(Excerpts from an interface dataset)
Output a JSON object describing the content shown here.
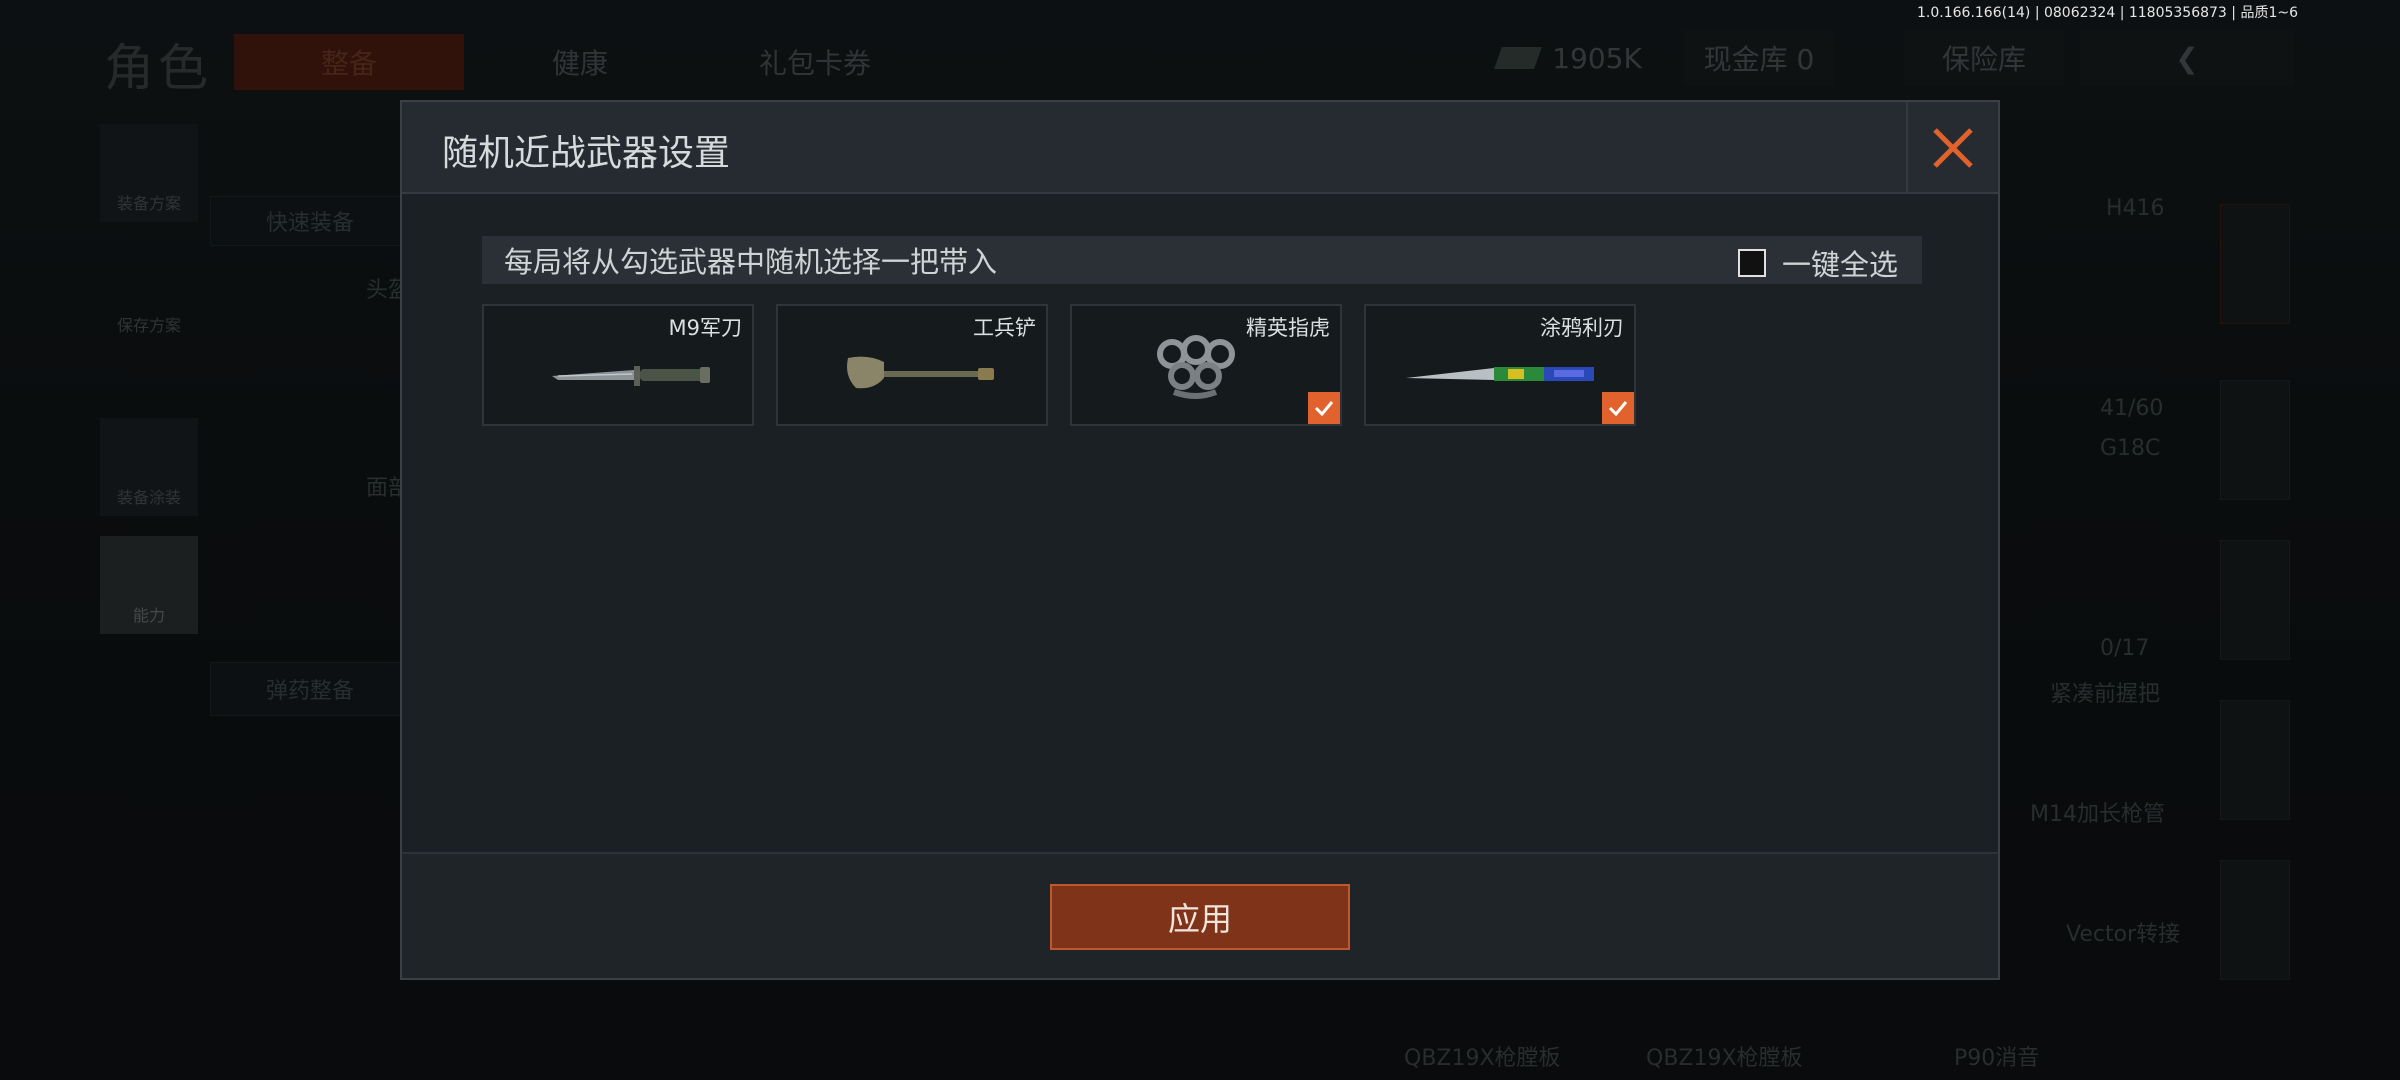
{
  "version": "1.0.166.166(14) | 08062324 | 11805356873 | 品质1~6",
  "background": {
    "title": "角色",
    "tabs": [
      "整备",
      "健康",
      "礼包卡券"
    ],
    "currency": "1905K",
    "cash_vault": "现金库 0",
    "safe": "保险库",
    "side_buttons": [
      "装备方案",
      "保存方案",
      "装备涂装",
      "能力"
    ],
    "quick_equip": "快速装备",
    "ammo_equip": "弹药整备",
    "slot_labels": [
      "头盔",
      "面部"
    ],
    "weapon_name": "H416",
    "ammo_count": "41/60",
    "attachment_labels": [
      "G18C",
      "紧凑前握把",
      "M14加长枪管",
      "Vector转接",
      "QBZ19X枪膛板",
      "QBZ19X枪膛板",
      "P90消音"
    ],
    "ammo_small": "0/17"
  },
  "dialog": {
    "title": "随机近战武器设置",
    "instruction": "每局将从勾选武器中随机选择一把带入",
    "select_all_label": "一键全选",
    "weapons": [
      {
        "name": "M9军刀",
        "icon": "bayonet-icon",
        "checked": false
      },
      {
        "name": "工兵铲",
        "icon": "shovel-icon",
        "checked": false
      },
      {
        "name": "精英指虎",
        "icon": "knuckles-icon",
        "checked": true
      },
      {
        "name": "涂鸦利刃",
        "icon": "butterfly-knife-icon",
        "checked": true
      }
    ],
    "apply_label": "应用"
  },
  "colors": {
    "accent": "#e1622c",
    "apply_bg": "#7f3318"
  }
}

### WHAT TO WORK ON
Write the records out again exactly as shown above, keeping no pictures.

### ANSWER SPACE
Output a JSON object describing the content shown here.
{
  "version": "1.0.166.166(14) | 08062324 | 11805356873 | 品质1~6",
  "background": {
    "title": "角色",
    "tabs": [
      "整备",
      "健康",
      "礼包卡券"
    ],
    "currency": "1905K",
    "cash_vault": "现金库 0",
    "safe": "保险库",
    "side_buttons": [
      "装备方案",
      "保存方案",
      "装备涂装",
      "能力"
    ],
    "quick_equip": "快速装备",
    "ammo_equip": "弹药整备",
    "slot_labels": [
      "头盔",
      "面部"
    ],
    "weapon_name": "H416",
    "ammo_count": "41/60",
    "attachment_labels": [
      "G18C",
      "紧凑前握把",
      "M14加长枪管",
      "Vector转接",
      "QBZ19X枪膛板",
      "QBZ19X枪膛板",
      "P90消音"
    ],
    "ammo_small": "0/17"
  },
  "dialog": {
    "title": "随机近战武器设置",
    "instruction": "每局将从勾选武器中随机选择一把带入",
    "select_all_label": "一键全选",
    "weapons": [
      {
        "name": "M9军刀",
        "icon": "bayonet-icon",
        "checked": false
      },
      {
        "name": "工兵铲",
        "icon": "shovel-icon",
        "checked": false
      },
      {
        "name": "精英指虎",
        "icon": "knuckles-icon",
        "checked": true
      },
      {
        "name": "涂鸦利刃",
        "icon": "butterfly-knife-icon",
        "checked": true
      }
    ],
    "apply_label": "应用"
  },
  "colors": {
    "accent": "#e1622c",
    "apply_bg": "#7f3318"
  }
}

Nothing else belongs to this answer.